### Brief
Set down every entry once more, exactly as it appears.

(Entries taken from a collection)
►
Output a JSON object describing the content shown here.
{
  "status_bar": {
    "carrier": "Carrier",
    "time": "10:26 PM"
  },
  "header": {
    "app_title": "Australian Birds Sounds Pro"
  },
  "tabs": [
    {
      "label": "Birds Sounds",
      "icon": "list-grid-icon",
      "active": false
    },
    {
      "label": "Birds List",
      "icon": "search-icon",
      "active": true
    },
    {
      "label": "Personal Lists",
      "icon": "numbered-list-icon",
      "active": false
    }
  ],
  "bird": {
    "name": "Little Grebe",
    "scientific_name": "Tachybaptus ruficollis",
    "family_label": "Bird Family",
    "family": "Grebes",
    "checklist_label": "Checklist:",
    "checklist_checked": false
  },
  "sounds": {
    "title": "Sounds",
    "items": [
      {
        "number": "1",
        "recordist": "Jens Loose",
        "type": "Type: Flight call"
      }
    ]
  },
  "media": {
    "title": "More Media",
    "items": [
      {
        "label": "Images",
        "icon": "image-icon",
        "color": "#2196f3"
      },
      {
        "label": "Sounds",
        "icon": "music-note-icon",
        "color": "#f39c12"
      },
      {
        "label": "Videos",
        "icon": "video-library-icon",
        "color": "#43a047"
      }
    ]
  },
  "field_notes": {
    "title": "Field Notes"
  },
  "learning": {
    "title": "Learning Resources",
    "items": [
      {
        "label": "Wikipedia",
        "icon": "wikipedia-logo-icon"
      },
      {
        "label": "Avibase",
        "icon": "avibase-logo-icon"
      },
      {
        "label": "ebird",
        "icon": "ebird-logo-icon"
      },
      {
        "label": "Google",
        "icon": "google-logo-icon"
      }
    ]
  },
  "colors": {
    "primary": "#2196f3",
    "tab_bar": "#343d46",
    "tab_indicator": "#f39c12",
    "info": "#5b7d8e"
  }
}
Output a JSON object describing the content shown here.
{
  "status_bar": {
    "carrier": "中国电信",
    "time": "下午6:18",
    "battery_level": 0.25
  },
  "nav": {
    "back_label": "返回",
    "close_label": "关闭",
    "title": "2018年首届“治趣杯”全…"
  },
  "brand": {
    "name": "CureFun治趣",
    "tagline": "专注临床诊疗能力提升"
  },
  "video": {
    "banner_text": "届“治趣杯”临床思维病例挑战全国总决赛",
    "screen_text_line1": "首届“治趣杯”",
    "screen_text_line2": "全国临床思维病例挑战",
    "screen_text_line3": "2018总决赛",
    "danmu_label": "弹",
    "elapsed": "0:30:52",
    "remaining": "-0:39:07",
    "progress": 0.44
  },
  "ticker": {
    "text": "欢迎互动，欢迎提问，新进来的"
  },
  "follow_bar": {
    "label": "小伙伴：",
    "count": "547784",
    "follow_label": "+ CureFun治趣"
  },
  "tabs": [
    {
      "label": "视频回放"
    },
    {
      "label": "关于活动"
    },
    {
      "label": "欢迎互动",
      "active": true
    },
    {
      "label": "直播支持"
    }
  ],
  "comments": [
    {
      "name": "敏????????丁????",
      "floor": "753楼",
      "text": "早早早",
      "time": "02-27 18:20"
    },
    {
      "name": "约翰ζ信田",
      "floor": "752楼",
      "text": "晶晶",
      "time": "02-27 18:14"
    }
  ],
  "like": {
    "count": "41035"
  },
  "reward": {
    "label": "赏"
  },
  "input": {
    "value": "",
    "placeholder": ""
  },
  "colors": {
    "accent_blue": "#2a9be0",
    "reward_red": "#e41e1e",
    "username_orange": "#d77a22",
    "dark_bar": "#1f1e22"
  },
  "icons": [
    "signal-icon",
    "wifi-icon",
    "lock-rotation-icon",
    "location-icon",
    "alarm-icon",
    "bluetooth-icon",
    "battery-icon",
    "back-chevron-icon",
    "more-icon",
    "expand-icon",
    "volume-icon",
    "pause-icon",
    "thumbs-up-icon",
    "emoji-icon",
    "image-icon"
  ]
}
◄
### Result
Output a JSON object describing the content shown here.
{
  "status_bar": {
    "carrier": "Carrier",
    "time": "10:26 PM"
  },
  "header": {
    "app_title": "Australian Birds Sounds Pro"
  },
  "tabs": [
    {
      "label": "Birds Sounds",
      "icon": "list-grid-icon",
      "active": false
    },
    {
      "label": "Birds List",
      "icon": "search-icon",
      "active": true
    },
    {
      "label": "Personal Lists",
      "icon": "numbered-list-icon",
      "active": false
    }
  ],
  "bird": {
    "name": "Little Grebe",
    "scientific_name": "Tachybaptus ruficollis",
    "family_label": "Bird Family",
    "family": "Grebes",
    "checklist_label": "Checklist:",
    "checklist_checked": false
  },
  "sounds": {
    "title": "Sounds",
    "items": [
      {
        "number": "1",
        "recordist": "Jens Loose",
        "type": "Type: Flight call"
      }
    ]
  },
  "media": {
    "title": "More Media",
    "items": [
      {
        "label": "Images",
        "icon": "image-icon",
        "color": "#2196f3"
      },
      {
        "label": "Sounds",
        "icon": "music-note-icon",
        "color": "#f39c12"
      },
      {
        "label": "Videos",
        "icon": "video-library-icon",
        "color": "#43a047"
      }
    ]
  },
  "field_notes": {
    "title": "Field Notes"
  },
  "learning": {
    "title": "Learning Resources",
    "items": [
      {
        "label": "Wikipedia",
        "icon": "wikipedia-logo-icon"
      },
      {
        "label": "Avibase",
        "icon": "avibase-logo-icon"
      },
      {
        "label": "ebird",
        "icon": "ebird-logo-icon"
      },
      {
        "label": "Google",
        "icon": "google-logo-icon"
      }
    ]
  },
  "colors": {
    "primary": "#2196f3",
    "tab_bar": "#343d46",
    "tab_indicator": "#f39c12",
    "info": "#5b7d8e"
  }
}
Output a JSON object describing the content shown here.
{
  "status_bar": {
    "carrier": "中国电信",
    "time": "下午6:18",
    "battery_level": 0.25
  },
  "nav": {
    "back_label": "返回",
    "close_label": "关闭",
    "title": "2018年首届“治趣杯”全…"
  },
  "brand": {
    "name": "CureFun治趣",
    "tagline": "专注临床诊疗能力提升"
  },
  "video": {
    "banner_text": "届“治趣杯”临床思维病例挑战全国总决赛",
    "screen_text_line1": "首届“治趣杯”",
    "screen_text_line2": "全国临床思维病例挑战",
    "screen_text_line3": "2018总决赛",
    "danmu_label": "弹",
    "elapsed": "0:30:52",
    "remaining": "-0:39:07",
    "progress": 0.44
  },
  "ticker": {
    "text": "欢迎互动，欢迎提问，新进来的"
  },
  "follow_bar": {
    "label": "小伙伴：",
    "count": "547784",
    "follow_label": "+ CureFun治趣"
  },
  "tabs": [
    {
      "label": "视频回放"
    },
    {
      "label": "关于活动"
    },
    {
      "label": "欢迎互动",
      "active": true
    },
    {
      "label": "直播支持"
    }
  ],
  "comments": [
    {
      "name": "敏????????丁????",
      "floor": "753楼",
      "text": "早早早",
      "time": "02-27 18:20"
    },
    {
      "name": "约翰ζ信田",
      "floor": "752楼",
      "text": "晶晶",
      "time": "02-27 18:14"
    }
  ],
  "like": {
    "count": "41035"
  },
  "reward": {
    "label": "赏"
  },
  "input": {
    "value": "",
    "placeholder": ""
  },
  "colors": {
    "accent_blue": "#2a9be0",
    "reward_red": "#e41e1e",
    "username_orange": "#d77a22",
    "dark_bar": "#1f1e22"
  },
  "icons": [
    "signal-icon",
    "wifi-icon",
    "lock-rotation-icon",
    "location-icon",
    "alarm-icon",
    "bluetooth-icon",
    "battery-icon",
    "back-chevron-icon",
    "more-icon",
    "expand-icon",
    "volume-icon",
    "pause-icon",
    "thumbs-up-icon",
    "emoji-icon",
    "image-icon"
  ]
}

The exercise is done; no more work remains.